**Extracted information**:
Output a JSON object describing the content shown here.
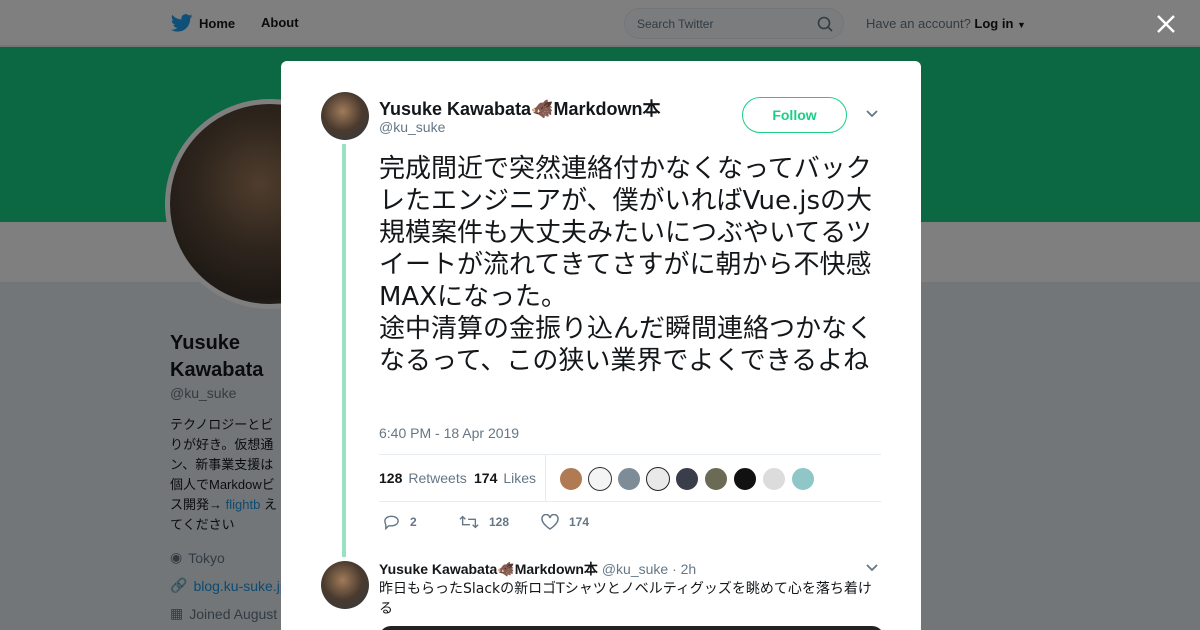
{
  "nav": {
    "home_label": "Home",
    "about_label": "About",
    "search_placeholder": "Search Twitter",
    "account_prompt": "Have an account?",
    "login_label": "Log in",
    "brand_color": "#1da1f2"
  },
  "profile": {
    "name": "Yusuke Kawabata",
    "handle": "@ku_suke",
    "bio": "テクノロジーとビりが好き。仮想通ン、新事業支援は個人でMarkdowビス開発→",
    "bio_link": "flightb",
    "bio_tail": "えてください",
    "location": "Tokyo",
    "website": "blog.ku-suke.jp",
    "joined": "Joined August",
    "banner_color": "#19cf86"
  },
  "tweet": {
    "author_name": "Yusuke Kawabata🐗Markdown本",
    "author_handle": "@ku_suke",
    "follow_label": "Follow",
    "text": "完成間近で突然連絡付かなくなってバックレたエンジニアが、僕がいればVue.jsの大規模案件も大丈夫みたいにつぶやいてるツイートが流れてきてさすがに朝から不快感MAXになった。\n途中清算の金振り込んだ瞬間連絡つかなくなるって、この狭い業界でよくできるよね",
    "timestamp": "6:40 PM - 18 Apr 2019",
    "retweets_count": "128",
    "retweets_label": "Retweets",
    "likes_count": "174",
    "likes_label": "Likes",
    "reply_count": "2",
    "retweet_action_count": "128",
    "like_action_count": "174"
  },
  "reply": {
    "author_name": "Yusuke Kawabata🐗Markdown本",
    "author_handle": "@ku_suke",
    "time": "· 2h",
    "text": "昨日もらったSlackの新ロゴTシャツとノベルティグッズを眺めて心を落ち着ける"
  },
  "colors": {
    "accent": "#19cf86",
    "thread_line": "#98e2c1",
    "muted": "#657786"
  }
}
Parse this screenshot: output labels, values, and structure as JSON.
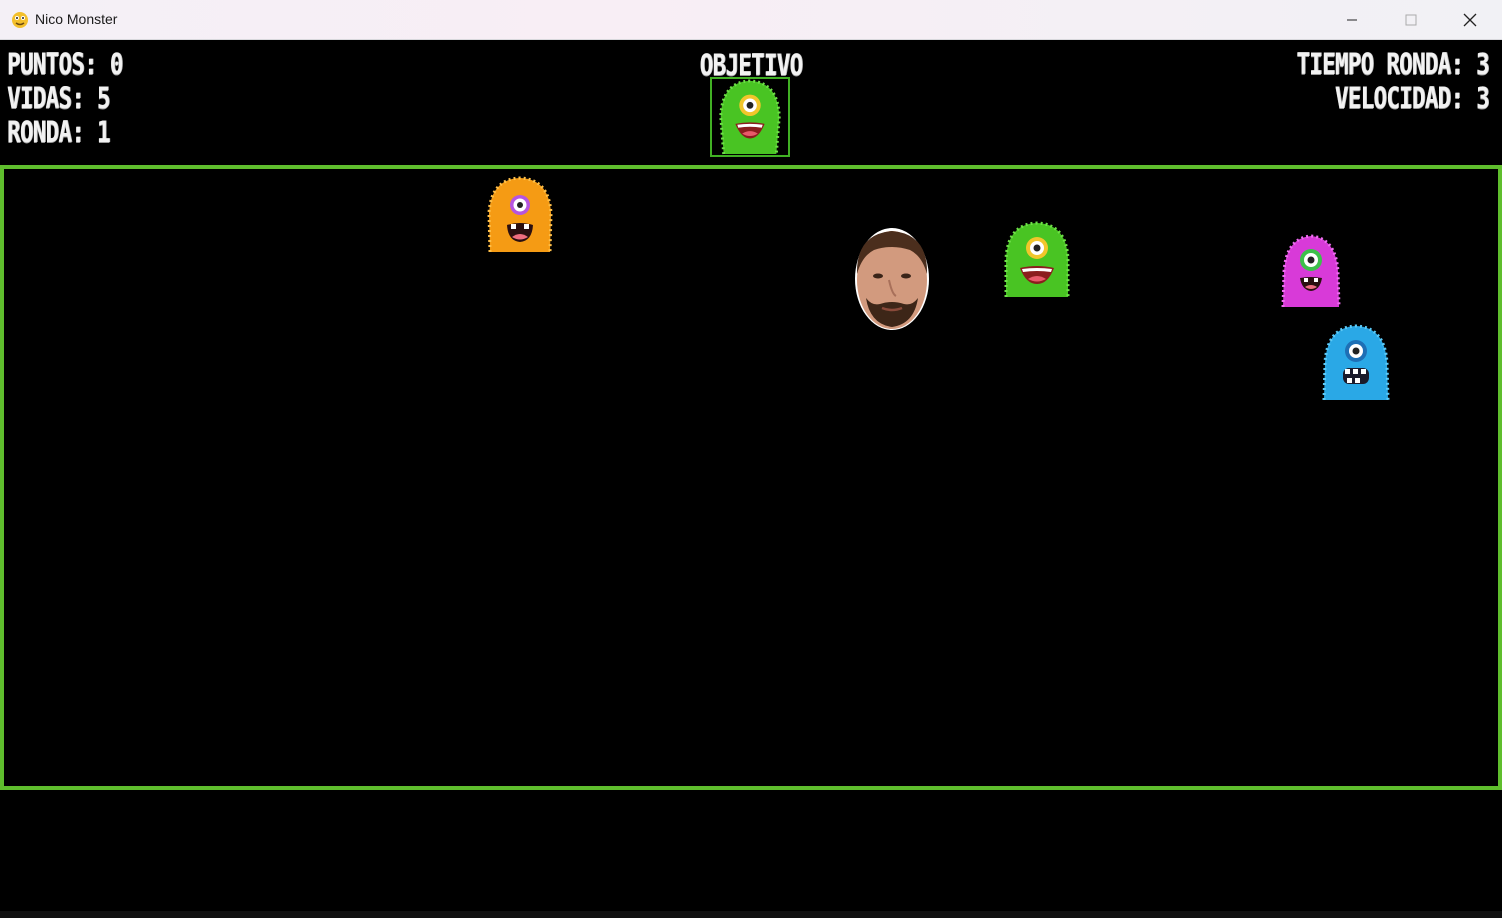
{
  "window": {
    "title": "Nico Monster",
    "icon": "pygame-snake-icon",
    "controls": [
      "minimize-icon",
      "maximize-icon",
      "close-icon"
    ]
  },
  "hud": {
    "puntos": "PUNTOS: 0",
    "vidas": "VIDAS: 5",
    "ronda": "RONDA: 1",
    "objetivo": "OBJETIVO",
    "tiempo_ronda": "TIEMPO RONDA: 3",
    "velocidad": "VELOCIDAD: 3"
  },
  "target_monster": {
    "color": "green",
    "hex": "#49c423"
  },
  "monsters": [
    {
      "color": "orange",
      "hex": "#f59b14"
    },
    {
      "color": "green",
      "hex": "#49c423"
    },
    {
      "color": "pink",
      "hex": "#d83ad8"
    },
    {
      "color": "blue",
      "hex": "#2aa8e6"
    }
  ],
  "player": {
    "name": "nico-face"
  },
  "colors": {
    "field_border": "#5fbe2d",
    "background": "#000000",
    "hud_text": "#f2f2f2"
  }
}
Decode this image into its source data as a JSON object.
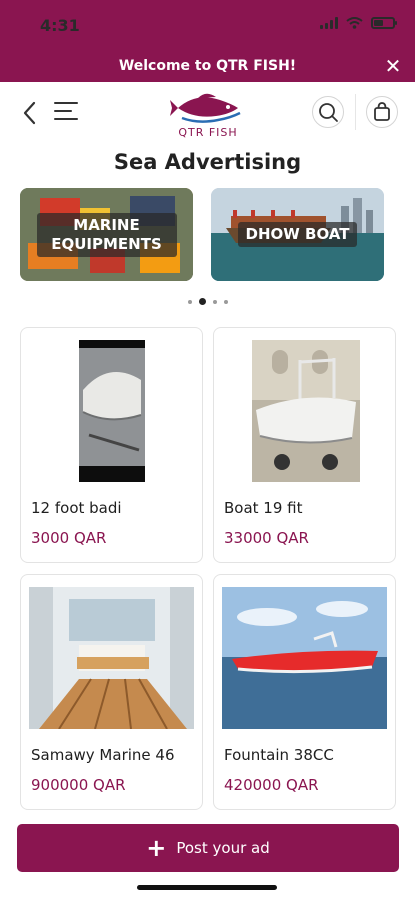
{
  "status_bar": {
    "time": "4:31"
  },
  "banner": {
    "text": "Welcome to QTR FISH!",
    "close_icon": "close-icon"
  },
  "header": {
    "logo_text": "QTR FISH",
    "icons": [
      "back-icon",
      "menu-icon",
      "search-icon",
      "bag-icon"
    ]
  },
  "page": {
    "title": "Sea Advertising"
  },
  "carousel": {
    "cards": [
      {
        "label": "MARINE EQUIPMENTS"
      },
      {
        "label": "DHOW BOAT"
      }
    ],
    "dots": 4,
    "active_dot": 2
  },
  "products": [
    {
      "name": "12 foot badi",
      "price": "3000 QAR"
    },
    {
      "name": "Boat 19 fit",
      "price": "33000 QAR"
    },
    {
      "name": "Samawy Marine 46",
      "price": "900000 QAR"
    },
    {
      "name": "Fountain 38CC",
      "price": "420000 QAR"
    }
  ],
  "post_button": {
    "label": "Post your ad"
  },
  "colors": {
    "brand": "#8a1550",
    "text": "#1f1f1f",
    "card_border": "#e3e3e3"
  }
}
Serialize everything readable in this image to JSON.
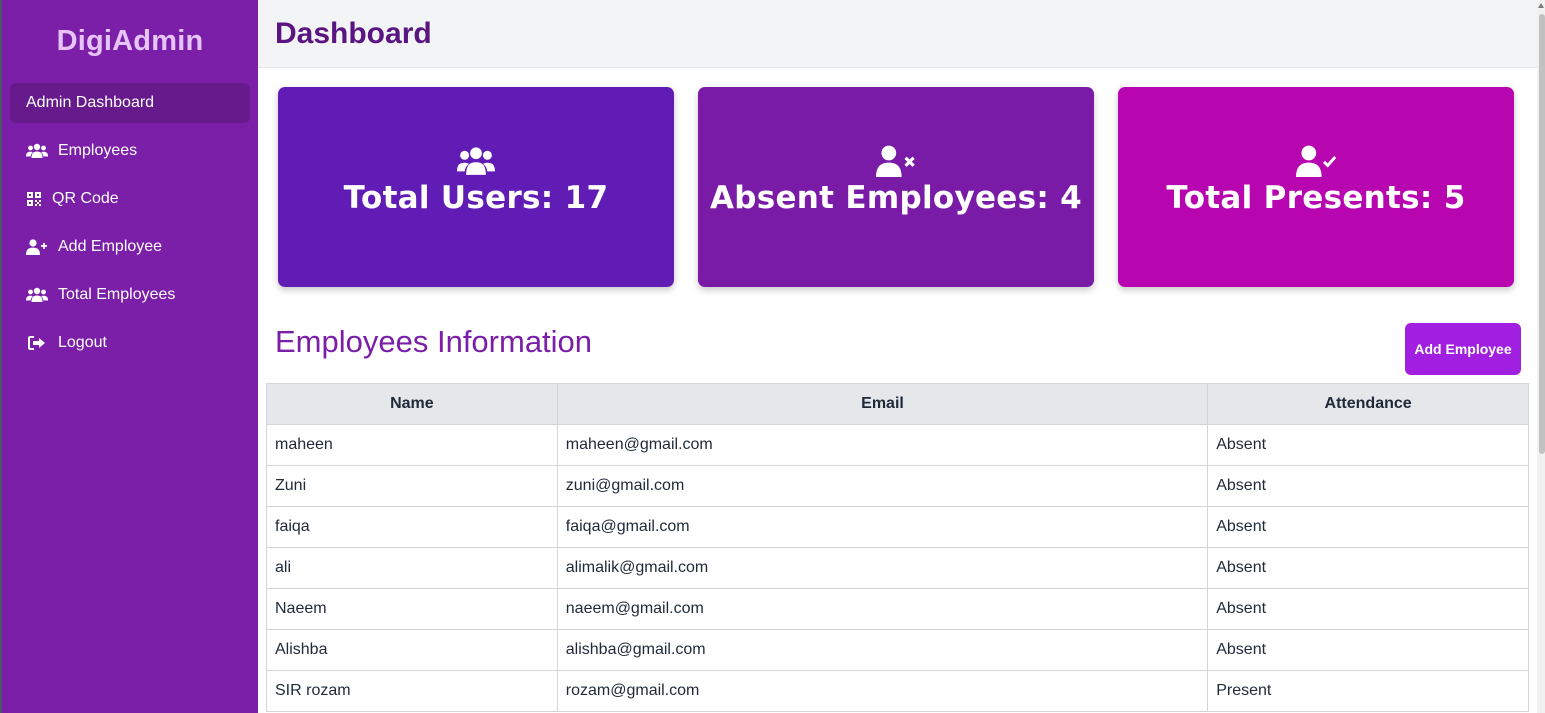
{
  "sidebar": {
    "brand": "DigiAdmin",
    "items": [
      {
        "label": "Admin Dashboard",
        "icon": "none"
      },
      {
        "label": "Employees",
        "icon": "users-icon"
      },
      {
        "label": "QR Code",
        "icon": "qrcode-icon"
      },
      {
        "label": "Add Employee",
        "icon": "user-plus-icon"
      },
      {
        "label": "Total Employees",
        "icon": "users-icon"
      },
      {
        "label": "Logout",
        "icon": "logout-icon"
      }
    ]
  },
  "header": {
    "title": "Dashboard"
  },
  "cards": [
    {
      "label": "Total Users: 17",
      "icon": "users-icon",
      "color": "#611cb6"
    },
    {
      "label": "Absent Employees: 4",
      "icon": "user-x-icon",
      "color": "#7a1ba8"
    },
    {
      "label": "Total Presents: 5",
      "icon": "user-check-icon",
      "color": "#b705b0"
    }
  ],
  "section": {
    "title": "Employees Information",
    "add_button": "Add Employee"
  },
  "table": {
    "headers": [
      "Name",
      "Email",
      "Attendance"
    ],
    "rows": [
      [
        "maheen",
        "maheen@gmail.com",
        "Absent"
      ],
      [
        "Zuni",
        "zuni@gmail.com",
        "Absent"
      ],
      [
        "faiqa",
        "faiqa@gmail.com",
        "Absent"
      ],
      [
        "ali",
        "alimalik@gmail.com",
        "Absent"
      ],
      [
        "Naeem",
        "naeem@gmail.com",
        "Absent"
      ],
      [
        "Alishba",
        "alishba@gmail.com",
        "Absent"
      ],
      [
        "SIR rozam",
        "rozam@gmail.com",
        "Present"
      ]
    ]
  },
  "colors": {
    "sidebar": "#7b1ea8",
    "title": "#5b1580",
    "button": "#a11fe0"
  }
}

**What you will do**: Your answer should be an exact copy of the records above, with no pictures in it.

**Response to this task**:
Output a JSON object describing the content shown here.
{
  "nav": {
    "home_label": "Home",
    "about_label": "About",
    "search_placeholder": "Search Twitter",
    "account_prompt": "Have an account?",
    "login_label": "Log in",
    "brand_color": "#1da1f2"
  },
  "profile": {
    "name": "Yusuke Kawabata",
    "handle": "@ku_suke",
    "bio": "テクノロジーとビりが好き。仮想通ン、新事業支援は個人でMarkdowビス開発→",
    "bio_link": "flightb",
    "bio_tail": "えてください",
    "location": "Tokyo",
    "website": "blog.ku-suke.jp",
    "joined": "Joined August",
    "banner_color": "#19cf86"
  },
  "tweet": {
    "author_name": "Yusuke Kawabata🐗Markdown本",
    "author_handle": "@ku_suke",
    "follow_label": "Follow",
    "text": "完成間近で突然連絡付かなくなってバックレたエンジニアが、僕がいればVue.jsの大規模案件も大丈夫みたいにつぶやいてるツイートが流れてきてさすがに朝から不快感MAXになった。\n途中清算の金振り込んだ瞬間連絡つかなくなるって、この狭い業界でよくできるよね",
    "timestamp": "6:40 PM - 18 Apr 2019",
    "retweets_count": "128",
    "retweets_label": "Retweets",
    "likes_count": "174",
    "likes_label": "Likes",
    "reply_count": "2",
    "retweet_action_count": "128",
    "like_action_count": "174"
  },
  "reply": {
    "author_name": "Yusuke Kawabata🐗Markdown本",
    "author_handle": "@ku_suke",
    "time": "· 2h",
    "text": "昨日もらったSlackの新ロゴTシャツとノベルティグッズを眺めて心を落ち着ける"
  },
  "colors": {
    "accent": "#19cf86",
    "thread_line": "#98e2c1",
    "muted": "#657786"
  }
}
Parse this screenshot: output labels, values, and structure as JSON.
{
  "window": {
    "title": "Nico Monster",
    "icon": "pygame-snake-icon",
    "controls": [
      "minimize-icon",
      "maximize-icon",
      "close-icon"
    ]
  },
  "hud": {
    "puntos": "PUNTOS: 0",
    "vidas": "VIDAS: 5",
    "ronda": "RONDA: 1",
    "objetivo": "OBJETIVO",
    "tiempo_ronda": "TIEMPO RONDA: 3",
    "velocidad": "VELOCIDAD: 3"
  },
  "target_monster": {
    "color": "green",
    "hex": "#49c423"
  },
  "monsters": [
    {
      "color": "orange",
      "hex": "#f59b14"
    },
    {
      "color": "green",
      "hex": "#49c423"
    },
    {
      "color": "pink",
      "hex": "#d83ad8"
    },
    {
      "color": "blue",
      "hex": "#2aa8e6"
    }
  ],
  "player": {
    "name": "nico-face"
  },
  "colors": {
    "field_border": "#5fbe2d",
    "background": "#000000",
    "hud_text": "#f2f2f2"
  }
}
Decode this image into its source data as a JSON object.
{
  "status_bar": {
    "time": "4:31"
  },
  "banner": {
    "text": "Welcome to QTR FISH!",
    "close_icon": "close-icon"
  },
  "header": {
    "logo_text": "QTR FISH",
    "icons": [
      "back-icon",
      "menu-icon",
      "search-icon",
      "bag-icon"
    ]
  },
  "page": {
    "title": "Sea Advertising"
  },
  "carousel": {
    "cards": [
      {
        "label": "MARINE EQUIPMENTS"
      },
      {
        "label": "DHOW BOAT"
      }
    ],
    "dots": 4,
    "active_dot": 2
  },
  "products": [
    {
      "name": "12 foot badi",
      "price": "3000 QAR"
    },
    {
      "name": "Boat 19 fit",
      "price": "33000 QAR"
    },
    {
      "name": "Samawy Marine 46",
      "price": "900000 QAR"
    },
    {
      "name": "Fountain 38CC",
      "price": "420000 QAR"
    }
  ],
  "post_button": {
    "label": "Post your ad"
  },
  "colors": {
    "brand": "#8a1550",
    "text": "#1f1f1f",
    "card_border": "#e3e3e3"
  }
}
Serialize everything readable in this image to JSON.
{
  "sidebar": {
    "brand": "DigiAdmin",
    "items": [
      {
        "label": "Admin Dashboard",
        "icon": "none"
      },
      {
        "label": "Employees",
        "icon": "users-icon"
      },
      {
        "label": "QR Code",
        "icon": "qrcode-icon"
      },
      {
        "label": "Add Employee",
        "icon": "user-plus-icon"
      },
      {
        "label": "Total Employees",
        "icon": "users-icon"
      },
      {
        "label": "Logout",
        "icon": "logout-icon"
      }
    ]
  },
  "header": {
    "title": "Dashboard"
  },
  "cards": [
    {
      "label": "Total Users: 17",
      "icon": "users-icon",
      "color": "#611cb6"
    },
    {
      "label": "Absent Employees: 4",
      "icon": "user-x-icon",
      "color": "#7a1ba8"
    },
    {
      "label": "Total Presents: 5",
      "icon": "user-check-icon",
      "color": "#b705b0"
    }
  ],
  "section": {
    "title": "Employees Information",
    "add_button": "Add Employee"
  },
  "table": {
    "headers": [
      "Name",
      "Email",
      "Attendance"
    ],
    "rows": [
      [
        "maheen",
        "maheen@gmail.com",
        "Absent"
      ],
      [
        "Zuni",
        "zuni@gmail.com",
        "Absent"
      ],
      [
        "faiqa",
        "faiqa@gmail.com",
        "Absent"
      ],
      [
        "ali",
        "alimalik@gmail.com",
        "Absent"
      ],
      [
        "Naeem",
        "naeem@gmail.com",
        "Absent"
      ],
      [
        "Alishba",
        "alishba@gmail.com",
        "Absent"
      ],
      [
        "SIR rozam",
        "rozam@gmail.com",
        "Present"
      ]
    ]
  },
  "colors": {
    "sidebar": "#7b1ea8",
    "title": "#5b1580",
    "button": "#a11fe0"
  }
}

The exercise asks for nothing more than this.